Ben Tate
5’11 | 220 pounds | RB | Auburn

Acceleration/Burst/Quickness: Shows good burst and quickness. His 10 and 20 yard splits are impressive- 1.49 10-yard dash and 2.52 20-yard dash. Quick forward and laterally. Can change direction quickly and effective. Cuts on his toes and doesn’t let his feet go dead.

Ball Protection: Has put the ball on the ground more than you like. Covers well running through the hole, but can get loose at the second level.

Elusiveness/Feet/Agility: Is quick and shifty. Good lateral agility shown on tape and in workouts. Churns his feet to power through tackles. An underrated athlete.

Pass Catching: A very underrated receiver out of the backfield. Has capable hands and runs crisp routes. Is a natural receiver.

Pass Blocking: Improved as a senior, but is not an accomplished blocker. Tate has the build to improve, with a thick lower body and big hands.

Power: The prototypical I-formation running back. Is a good inside runner. Is not afraid to lower his shoulder and go at a defender. Can run through arm tackles. Is a very active tackle breaker.

Size/Length/Hand Size: Thick legs with great lower-body strength. Has ideal size for a starting NFL running back. Good hand size helps with excellent receiving skills.

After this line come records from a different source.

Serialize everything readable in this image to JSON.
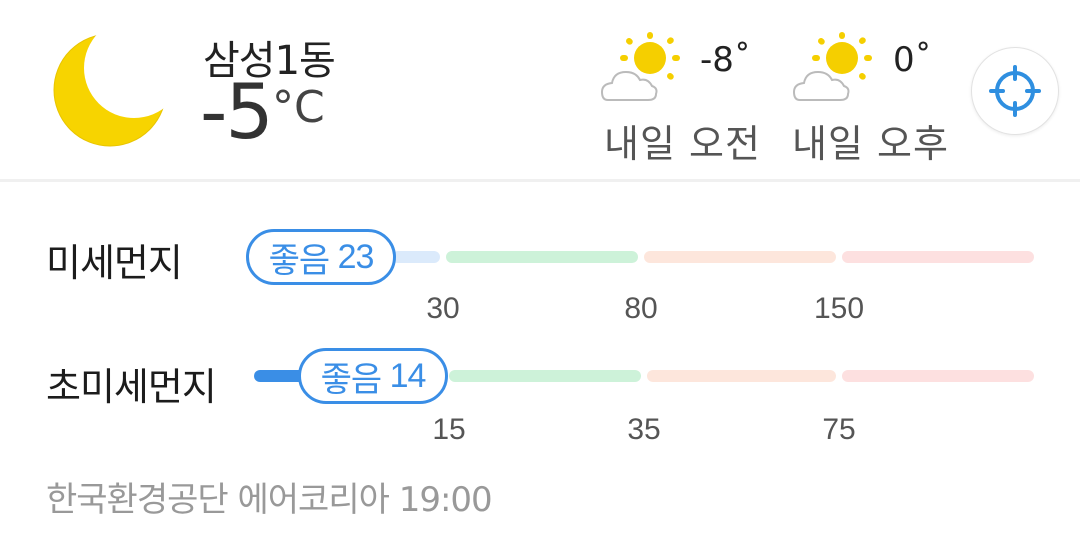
{
  "current": {
    "location": "삼성1동",
    "temperature": "-5",
    "unit": "°C",
    "icon": "moon-icon"
  },
  "forecast": [
    {
      "temp": "-8˚",
      "label": "내일 오전",
      "icon": "partly-sunny-icon"
    },
    {
      "temp": "0˚",
      "label": "내일 오후",
      "icon": "partly-sunny-icon"
    }
  ],
  "locate_button": {
    "icon": "crosshair-icon"
  },
  "fine_dust": {
    "label": "미세먼지",
    "grade": "좋음",
    "value": "23",
    "ticks": [
      "30",
      "80",
      "150"
    ]
  },
  "ultrafine_dust": {
    "label": "초미세먼지",
    "grade": "좋음",
    "value": "14",
    "ticks": [
      "15",
      "35",
      "75"
    ]
  },
  "source": "한국환경공단 에어코리아 19:00",
  "colors": {
    "good": "#dbeafb",
    "normal": "#cdf2d9",
    "bad": "#fde6dc",
    "very_bad": "#fde0e0",
    "accent": "#3a8ee6",
    "moon": "#f5d100"
  }
}
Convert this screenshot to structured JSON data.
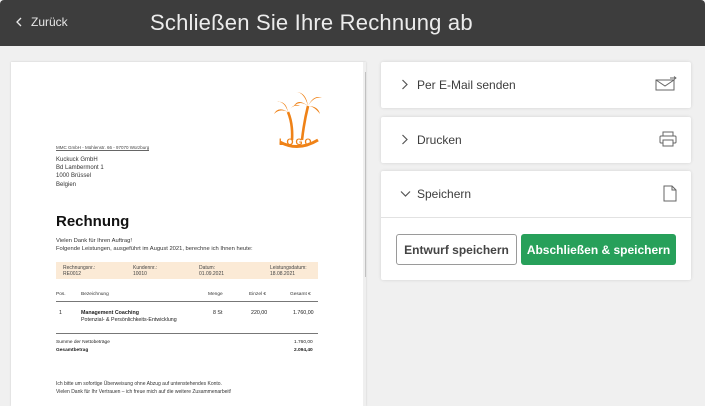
{
  "header": {
    "back_label": "Zurück",
    "title": "Schließen Sie Ihre Rechnung ab"
  },
  "invoice": {
    "logo_text": "LOGO",
    "sender_line": "MMC GmbH - Mühlenstr. 66 - 97070 Würzburg",
    "recipient": [
      "Kuckuck GmbH",
      "Bd Lambermont 1",
      "1000 Brüssel",
      "Belgien"
    ],
    "title": "Rechnung",
    "thanks_1": "Vielen Dank für Ihren Auftrag!",
    "thanks_2": "Folgende Leistungen, ausgeführt im August 2021, berechne ich Ihnen heute:",
    "meta": {
      "invoice_no_label": "Rechnungsnr.:",
      "invoice_no": "RE0012",
      "customer_no_label": "Kundennr.:",
      "customer_no": "10010",
      "date_label": "Datum:",
      "date": "01.09.2021",
      "service_date_label": "Leistungsdatum:",
      "service_date": "18.08.2021"
    },
    "columns": {
      "pos": "Pos.",
      "description": "Bezeichnung",
      "qty": "Menge",
      "unit_price": "Einzel €",
      "total": "Gesamt €"
    },
    "item": {
      "pos": "1",
      "name": "Management Coaching",
      "detail": "Potenzial- & Persönlichkeits-Entwicklung",
      "qty": "8 St",
      "unit_price": "220,00",
      "total": "1.760,00"
    },
    "net_label": "Summe der Nettobeträge",
    "net_value": "1.760,00",
    "gross_label": "Gesamtbetrag",
    "gross_value": "2.094,40",
    "footer_1": "Ich bitte um sofortige Überweisung ohne Abzug auf untenstehendes Konto.",
    "footer_2": "Vielen Dank für Ihr Vertrauen – ich freue mich auf die weitere Zusammenarbeit!"
  },
  "actions": {
    "email_label": "Per E-Mail senden",
    "print_label": "Drucken",
    "save_label": "Speichern",
    "draft_button": "Entwurf speichern",
    "finalize_button": "Abschließen & speichern"
  },
  "colors": {
    "topbar": "#3d3d3d",
    "accent_green": "#27a05a",
    "logo_orange": "#ef8217"
  },
  "icons": [
    "chevron-left-icon",
    "chevron-right-icon",
    "chevron-down-icon",
    "envelope-icon",
    "printer-icon",
    "document-icon",
    "palm-tree-logo"
  ]
}
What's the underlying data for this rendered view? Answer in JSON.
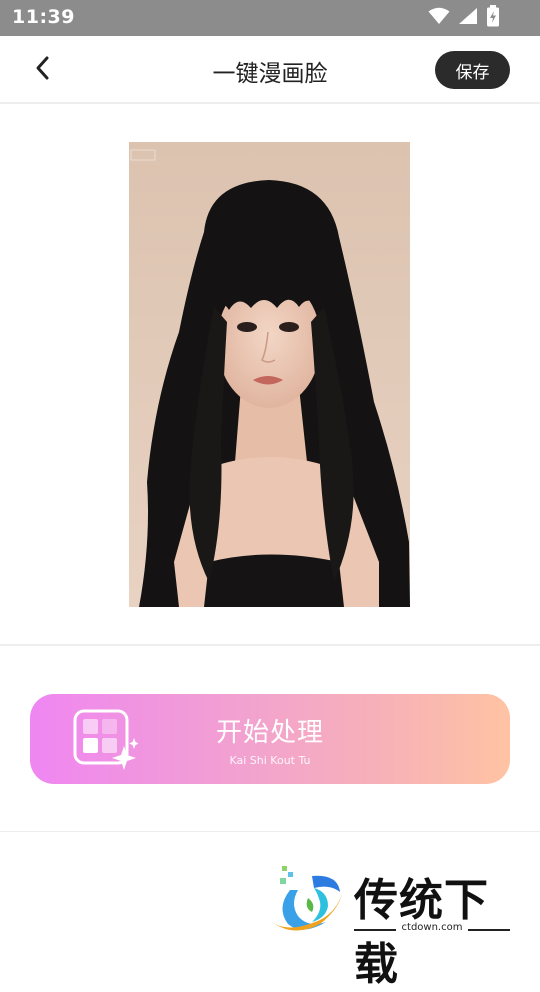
{
  "status_bar": {
    "time": "11:39",
    "icons": [
      "wifi-icon",
      "signal-icon",
      "battery-charging-icon"
    ]
  },
  "header": {
    "title": "一键漫画脸",
    "back_icon": "chevron-left-icon",
    "save_label": "保存"
  },
  "photo": {
    "description_icon": "portrait-photo"
  },
  "action": {
    "start_label": "开始处理",
    "start_sublabel": "Kai Shi Kout Tu",
    "icon": "sparkle-grid-icon",
    "gradient": [
      "#ef86f2",
      "#ffc3a3"
    ]
  },
  "watermark": {
    "brand": "传统下载",
    "url": "ctdown.com"
  },
  "colors": {
    "status_bar": "#8c8c8c",
    "save_button": "#2b2b2b",
    "divider": "#eeeeee"
  }
}
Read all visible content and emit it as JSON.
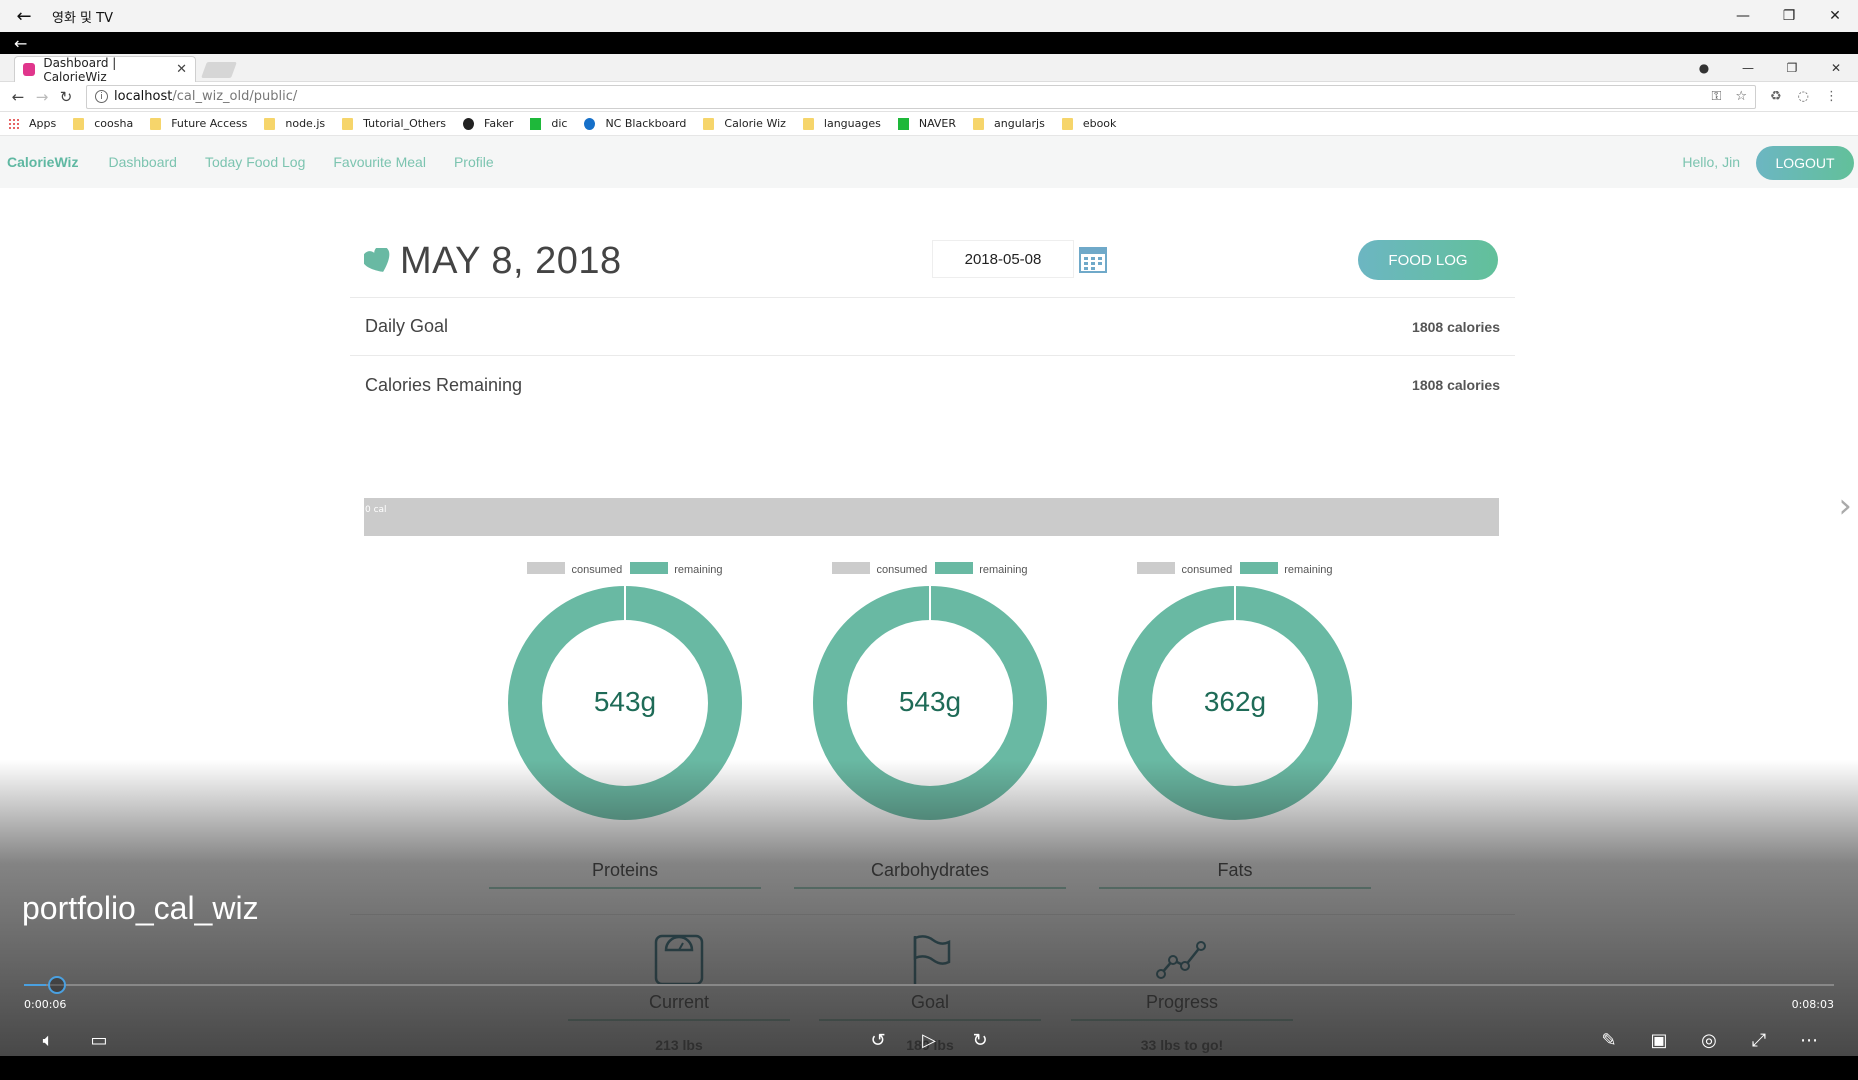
{
  "player": {
    "title": "영화 및 TV",
    "video_title": "portfolio_cal_wiz",
    "time_current": "0:00:06",
    "time_total": "0:08:03",
    "progress_fraction": 0.012
  },
  "browser": {
    "tab_title": "Dashboard | CalorieWiz",
    "url_host": "localhost",
    "url_path": "/cal_wiz_old/public/",
    "bookmarks": [
      "Apps",
      "coosha",
      "Future Access",
      "node.js",
      "Tutorial_Others",
      "Faker",
      "dic",
      "NC Blackboard",
      "Calorie Wiz",
      "languages",
      "NAVER",
      "angularjs",
      "ebook"
    ]
  },
  "nav": {
    "brand": "CalorieWiz",
    "links": [
      "Dashboard",
      "Today Food Log",
      "Favourite Meal",
      "Profile"
    ],
    "greeting": "Hello, Jin",
    "logout": "LOGOUT"
  },
  "dashboard": {
    "date_title": "MAY 8, 2018",
    "date_value": "2018-05-08",
    "food_log_button": "FOOD LOG",
    "daily_goal_label": "Daily Goal",
    "daily_goal_value": "1808 calories",
    "remaining_label": "Calories Remaining",
    "remaining_value": "1808 calories",
    "calorie_bar_label": "0 cal",
    "legend_consumed": "consumed",
    "legend_remaining": "remaining",
    "macros": [
      {
        "name": "Proteins",
        "value": "543g"
      },
      {
        "name": "Carbohydrates",
        "value": "543g"
      },
      {
        "name": "Fats",
        "value": "362g"
      }
    ],
    "weight": [
      {
        "label": "Current",
        "value": "213 lbs"
      },
      {
        "label": "Goal",
        "value": "180 lbs"
      },
      {
        "label": "Progress",
        "value": "33 lbs to go!"
      }
    ]
  },
  "colors": {
    "accent": "#69b9a3",
    "consumed": "#cccccc",
    "value_text": "#1e6b57"
  }
}
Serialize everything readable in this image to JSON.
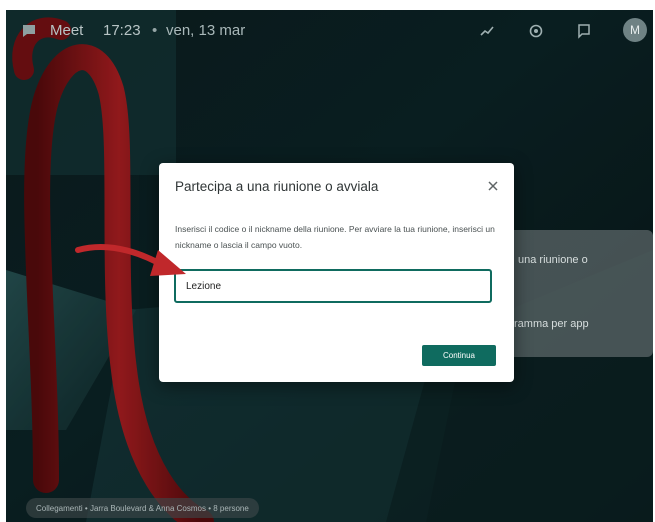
{
  "topbar": {
    "app_name": "Meet",
    "time": "17:23",
    "separator": "•",
    "date": "ven, 13 mar",
    "icons": [
      "chat-icon",
      "activity-icon",
      "settings-icon",
      "feedback-icon",
      "avatar"
    ],
    "avatar_letter": "M"
  },
  "side_panel": {
    "line1": "una riunione o",
    "line2": "ramma per app"
  },
  "bottom_bar": {
    "caption": "Collegamenti • Jarra Boulevard & Anna Cosmos • 8 persone"
  },
  "dialog": {
    "title": "Partecipa a una riunione o avviala",
    "description": "Inserisci il codice o il nickname della riunione. Per avviare la tua riunione, inserisci un nickname o lascia il campo vuoto.",
    "input_value": "Lezione",
    "continue_label": "Continua"
  },
  "colors": {
    "accent": "#0f6b5f",
    "annotation_arrow": "#c0282b",
    "background": "#0c2528"
  }
}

Speed: Great timed speed at the NFL Combine (4.34). Is shifty and quick in the open field. Has had no trouble running away from defenders in the best defensive conference in college football- the SEC.

Vision/Balance/Running Instincts: Is a true downhill runner. Excels in a one-cut system. Will lower his pads and fight for yards, but has the speed to break away from defenders. Keeps his eyes up and looking for seems. Good agility and acceleration. Balance is only average and can be knocked off his feet. Has potential as a goal-line back.

Final Word: Despite starting only two games as a junior, Tate almost entered the 2009 NFL Draft. His senior season proved to be his best, with 10 touchdowns and over 1,300 yards rushing for the Tigers. Tate has serious ability, and has shown he can excel in an NFL system. Best suited for a one-back system, Tate could be a premium target for teams running a zone blocking scheme.